DUBAI (Reuters) - Saudi Arabia’s reluctance to commit to boosting oil production capacity beyond 2009 is a response to the potentially huge impact on future demand of energy efficiency, alternative fuels and high prices.
Demand uncertainty is providing little incentive for oil producers to risk investing billions of dollars on long-term projects to boost capacity, as they worry it will lie idle.
“This is a major concern for producers,” said David Kirsch, manager of market intelligence at Washington-based consultancy PFC Energy.
“If you assume certain conservation measures, alternative fuels and the introduction of some form of carbon limiting legislation, you could take as much as 6 million barrels per day (bpd) off global demand by 2015.”
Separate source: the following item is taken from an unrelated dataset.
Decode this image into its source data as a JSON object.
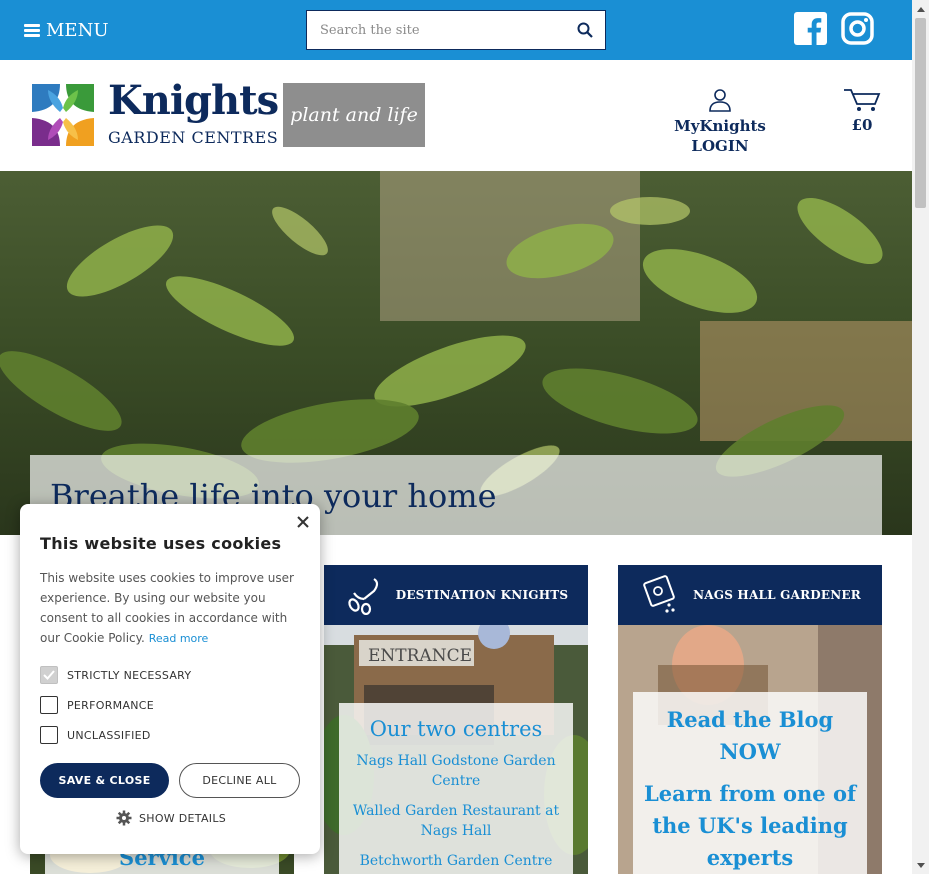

Under the greener world scenario, PFC projects demand growth could be limited to 4 million barrels per day between 2007 and 2015, taking global consumption to 89 million bpd from around 85 million bpd now, Kirsch said.
Without environmental and conservation policies, demand could soar to as much as 95 million bpd, he said.
The International Energy Agency (IEA), adviser to 26 industrialized nations, has pegged the untrammeled demand scenario even higher, at 99 million bpd in 2015.
Faced with such disparate projections, Saudi Oil Minister Ali al-Naimi sent the strongest signal yet last week from the world’s biggest oil exporter that it needs concrete signs of demand before committing to further supply boosts beyond its 12.5 million barrels per day target in 2009.
“Our feeling now, with the thrust and push for conservation, efficiency and the use of alternatives, is that we probably need not go beyond 12.5 million bpd,” Naimi said after a gathering of Asian and Middle East energy ministers in Riyadh.
Naimi has called for better data on future demand, turning the tables on oil consumers that press producers for commitments to boost output capacity.
Saudi Arabia sits on a quarter of the world’s oil reserves and is seen as one of the principal sources of future supply growth. The IEA has forecast the kingdom may need to boost output to as much as 18 million bpd by 2030.
Targeting that kind of capacity boost would be unwarranted in the current price environment and may anyway be unsustainable, said Sadad Husseini, a former top executive at Saudi Arabian oil firm Saudi Aramco.
“I think the oil minister’s comments introduce a certain realism to all these projections that wasn’t there before,” he said. “It’s not that demand will go down, it’s that it will level off at these higher prices.”
Soaring energy costs globally, as the industry strains to bring new capacity online, are making producers more cautious.
“Making such investments at a time when capital expenditure costs are at an all-time high entails a significant risk. The last thing we need is idle capacity,” OPEC President and United Arab Emirates Oil Minister Mohammed al-Hamli said in Riyadh.
High prices have slowed annual demand growth from the breakneck pace of 2004, when the world’s thirst for oil grew more than 3 million bpd. Last year, annual growth was just over 750,000 bpd, according to the IEA.
As oil markets reeled from the 2004 growth, Saudi Arabia accelerated its plans to expand to the 2009 target to ensure it kept spare capacity of at least 1.5 million bpd to deal with any surprise global supply outages. Naimi said then that the kingdom could raise capacity further to 15 million bpd if needed.
Since then, as well as encouraging conservation and alternatives, high prices have allowed non-OPEC producers to begin drilling oilfields that were previously deemed too expensive, a process that continues to play out.
“We still haven’t seen the full effect of the high price scenario on non-OPEC supply,” said Husseini.
Saudi Arabia and other OPEC members late last year agreed to cut production by 1.7 million bpd to bolster prices. Even before then, the kingdom had reined in supply on slower demand for its oil.
According to a Reuters survey, Saudi Arabia was producing around 8.5 million bpd in April, down from around 9.45 million bpd in March 2006. With capacity of around 11.3 million bpd, it is already sitting on spare capacity of nearly 3 million bpd.
Should demand growth again begin to quicken, the kingdom could quickly install new capacity, the IEA said.
“We are not too concerned about our long-term numbers,” said William Ramsay, the IEA’s deputy executive director. “They can put in spare capacity very quickly if they want to.”